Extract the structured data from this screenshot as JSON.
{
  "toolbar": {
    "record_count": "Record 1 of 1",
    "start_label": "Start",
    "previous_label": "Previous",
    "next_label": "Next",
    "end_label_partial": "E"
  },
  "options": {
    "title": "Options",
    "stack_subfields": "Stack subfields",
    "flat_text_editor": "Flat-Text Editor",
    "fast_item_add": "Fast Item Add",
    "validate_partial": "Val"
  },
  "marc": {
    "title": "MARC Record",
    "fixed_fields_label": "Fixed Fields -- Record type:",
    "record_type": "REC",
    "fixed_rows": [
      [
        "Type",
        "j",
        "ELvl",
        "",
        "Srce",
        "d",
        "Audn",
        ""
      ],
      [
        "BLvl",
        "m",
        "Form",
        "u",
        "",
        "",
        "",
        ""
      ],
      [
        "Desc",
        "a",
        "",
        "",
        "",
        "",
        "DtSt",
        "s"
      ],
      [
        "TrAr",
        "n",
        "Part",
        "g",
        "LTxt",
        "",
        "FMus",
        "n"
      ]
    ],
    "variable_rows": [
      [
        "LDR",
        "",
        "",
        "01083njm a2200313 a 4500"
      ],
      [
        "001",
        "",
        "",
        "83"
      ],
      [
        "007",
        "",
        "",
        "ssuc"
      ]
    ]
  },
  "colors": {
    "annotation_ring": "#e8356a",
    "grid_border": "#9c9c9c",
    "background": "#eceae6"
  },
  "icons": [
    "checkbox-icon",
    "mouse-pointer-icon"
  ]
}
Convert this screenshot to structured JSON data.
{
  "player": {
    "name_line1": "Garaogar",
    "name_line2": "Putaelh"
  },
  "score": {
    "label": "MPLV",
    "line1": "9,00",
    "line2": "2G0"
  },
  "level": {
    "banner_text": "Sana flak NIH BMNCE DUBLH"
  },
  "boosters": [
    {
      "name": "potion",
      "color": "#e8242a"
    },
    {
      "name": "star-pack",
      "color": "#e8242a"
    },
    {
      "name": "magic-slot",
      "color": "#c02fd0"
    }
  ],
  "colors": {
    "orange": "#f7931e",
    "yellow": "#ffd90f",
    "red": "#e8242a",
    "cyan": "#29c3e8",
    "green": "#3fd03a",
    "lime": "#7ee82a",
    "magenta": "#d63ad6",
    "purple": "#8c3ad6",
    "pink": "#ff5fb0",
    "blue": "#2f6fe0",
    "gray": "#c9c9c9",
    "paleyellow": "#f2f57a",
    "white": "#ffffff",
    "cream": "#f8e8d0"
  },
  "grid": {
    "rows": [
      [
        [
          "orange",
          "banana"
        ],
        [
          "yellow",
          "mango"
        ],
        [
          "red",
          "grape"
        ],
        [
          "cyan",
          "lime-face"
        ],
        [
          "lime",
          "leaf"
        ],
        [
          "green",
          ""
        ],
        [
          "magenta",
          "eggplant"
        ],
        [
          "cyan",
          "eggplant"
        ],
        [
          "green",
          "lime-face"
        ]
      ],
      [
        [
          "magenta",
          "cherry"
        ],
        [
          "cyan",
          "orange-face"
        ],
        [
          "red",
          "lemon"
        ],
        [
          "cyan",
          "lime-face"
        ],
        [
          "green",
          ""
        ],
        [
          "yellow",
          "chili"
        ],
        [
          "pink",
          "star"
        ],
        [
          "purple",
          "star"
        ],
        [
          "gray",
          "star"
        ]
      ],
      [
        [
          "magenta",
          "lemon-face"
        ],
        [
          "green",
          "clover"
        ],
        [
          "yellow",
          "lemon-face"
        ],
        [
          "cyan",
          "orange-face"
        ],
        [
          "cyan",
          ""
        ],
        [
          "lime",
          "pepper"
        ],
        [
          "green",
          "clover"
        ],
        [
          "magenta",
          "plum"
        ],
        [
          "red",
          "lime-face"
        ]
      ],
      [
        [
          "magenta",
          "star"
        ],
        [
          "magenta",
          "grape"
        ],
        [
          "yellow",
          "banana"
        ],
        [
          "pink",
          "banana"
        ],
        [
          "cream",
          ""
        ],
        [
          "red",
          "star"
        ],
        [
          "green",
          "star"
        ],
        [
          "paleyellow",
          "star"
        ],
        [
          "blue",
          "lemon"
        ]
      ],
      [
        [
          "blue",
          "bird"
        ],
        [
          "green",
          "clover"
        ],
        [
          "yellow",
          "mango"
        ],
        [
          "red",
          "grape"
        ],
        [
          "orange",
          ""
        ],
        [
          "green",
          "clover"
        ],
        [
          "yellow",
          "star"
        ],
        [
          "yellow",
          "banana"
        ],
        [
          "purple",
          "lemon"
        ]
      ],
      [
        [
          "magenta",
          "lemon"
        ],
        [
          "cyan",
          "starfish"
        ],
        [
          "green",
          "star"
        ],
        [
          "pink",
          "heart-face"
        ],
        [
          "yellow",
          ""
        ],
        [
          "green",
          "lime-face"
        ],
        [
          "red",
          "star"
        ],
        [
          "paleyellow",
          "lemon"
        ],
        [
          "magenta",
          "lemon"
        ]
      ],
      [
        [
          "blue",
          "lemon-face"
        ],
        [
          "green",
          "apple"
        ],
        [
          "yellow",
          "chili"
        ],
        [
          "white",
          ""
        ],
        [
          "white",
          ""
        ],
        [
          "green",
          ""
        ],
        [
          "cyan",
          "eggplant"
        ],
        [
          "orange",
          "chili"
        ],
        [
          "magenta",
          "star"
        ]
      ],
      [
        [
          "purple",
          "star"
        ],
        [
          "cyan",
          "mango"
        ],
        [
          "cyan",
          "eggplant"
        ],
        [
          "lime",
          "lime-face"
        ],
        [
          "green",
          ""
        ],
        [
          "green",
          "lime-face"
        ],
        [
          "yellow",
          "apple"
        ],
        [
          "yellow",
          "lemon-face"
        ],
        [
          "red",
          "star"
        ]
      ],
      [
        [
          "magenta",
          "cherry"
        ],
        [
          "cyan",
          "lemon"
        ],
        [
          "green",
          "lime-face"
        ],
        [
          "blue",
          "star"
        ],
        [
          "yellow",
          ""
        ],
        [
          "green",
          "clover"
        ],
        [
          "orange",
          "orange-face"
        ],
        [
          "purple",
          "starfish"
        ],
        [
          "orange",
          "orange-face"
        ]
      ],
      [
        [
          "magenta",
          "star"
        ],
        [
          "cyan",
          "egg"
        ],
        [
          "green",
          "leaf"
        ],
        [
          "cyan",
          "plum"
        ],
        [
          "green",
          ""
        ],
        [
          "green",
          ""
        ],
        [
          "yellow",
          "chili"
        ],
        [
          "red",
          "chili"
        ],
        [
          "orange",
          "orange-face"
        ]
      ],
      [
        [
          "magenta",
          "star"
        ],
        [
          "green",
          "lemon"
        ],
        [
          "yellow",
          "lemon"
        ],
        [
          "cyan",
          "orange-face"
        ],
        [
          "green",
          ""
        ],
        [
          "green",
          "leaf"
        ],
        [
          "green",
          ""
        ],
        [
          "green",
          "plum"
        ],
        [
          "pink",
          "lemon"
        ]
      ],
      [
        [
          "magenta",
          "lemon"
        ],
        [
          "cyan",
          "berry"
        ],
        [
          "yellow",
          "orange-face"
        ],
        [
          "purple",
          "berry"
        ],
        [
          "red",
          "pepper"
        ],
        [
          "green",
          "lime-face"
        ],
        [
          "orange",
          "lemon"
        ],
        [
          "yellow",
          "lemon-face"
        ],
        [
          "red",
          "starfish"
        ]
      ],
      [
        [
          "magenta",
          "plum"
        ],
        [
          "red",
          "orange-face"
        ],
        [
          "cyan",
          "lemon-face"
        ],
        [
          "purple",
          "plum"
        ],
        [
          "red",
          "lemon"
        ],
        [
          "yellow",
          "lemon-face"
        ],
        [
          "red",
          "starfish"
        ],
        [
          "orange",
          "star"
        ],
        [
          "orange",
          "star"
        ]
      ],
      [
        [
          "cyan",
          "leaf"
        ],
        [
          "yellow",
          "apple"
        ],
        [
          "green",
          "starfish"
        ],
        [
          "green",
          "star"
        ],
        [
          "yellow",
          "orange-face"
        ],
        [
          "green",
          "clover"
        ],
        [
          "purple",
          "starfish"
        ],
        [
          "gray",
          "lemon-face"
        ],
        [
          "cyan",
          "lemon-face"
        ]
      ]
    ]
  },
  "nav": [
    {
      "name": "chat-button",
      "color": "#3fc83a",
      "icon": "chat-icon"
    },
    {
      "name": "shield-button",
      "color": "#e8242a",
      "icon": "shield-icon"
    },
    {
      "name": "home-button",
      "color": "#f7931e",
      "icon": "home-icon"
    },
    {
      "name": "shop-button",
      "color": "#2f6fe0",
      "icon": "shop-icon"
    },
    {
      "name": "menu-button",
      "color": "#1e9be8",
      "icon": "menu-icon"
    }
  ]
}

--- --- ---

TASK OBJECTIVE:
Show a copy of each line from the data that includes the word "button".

ANSWER TO THIS EXERCISE:
      "name": "chat-button",
      "name": "shield-button",
      "name": "home-button",
      "name": "shop-button",
      "name": "menu-button",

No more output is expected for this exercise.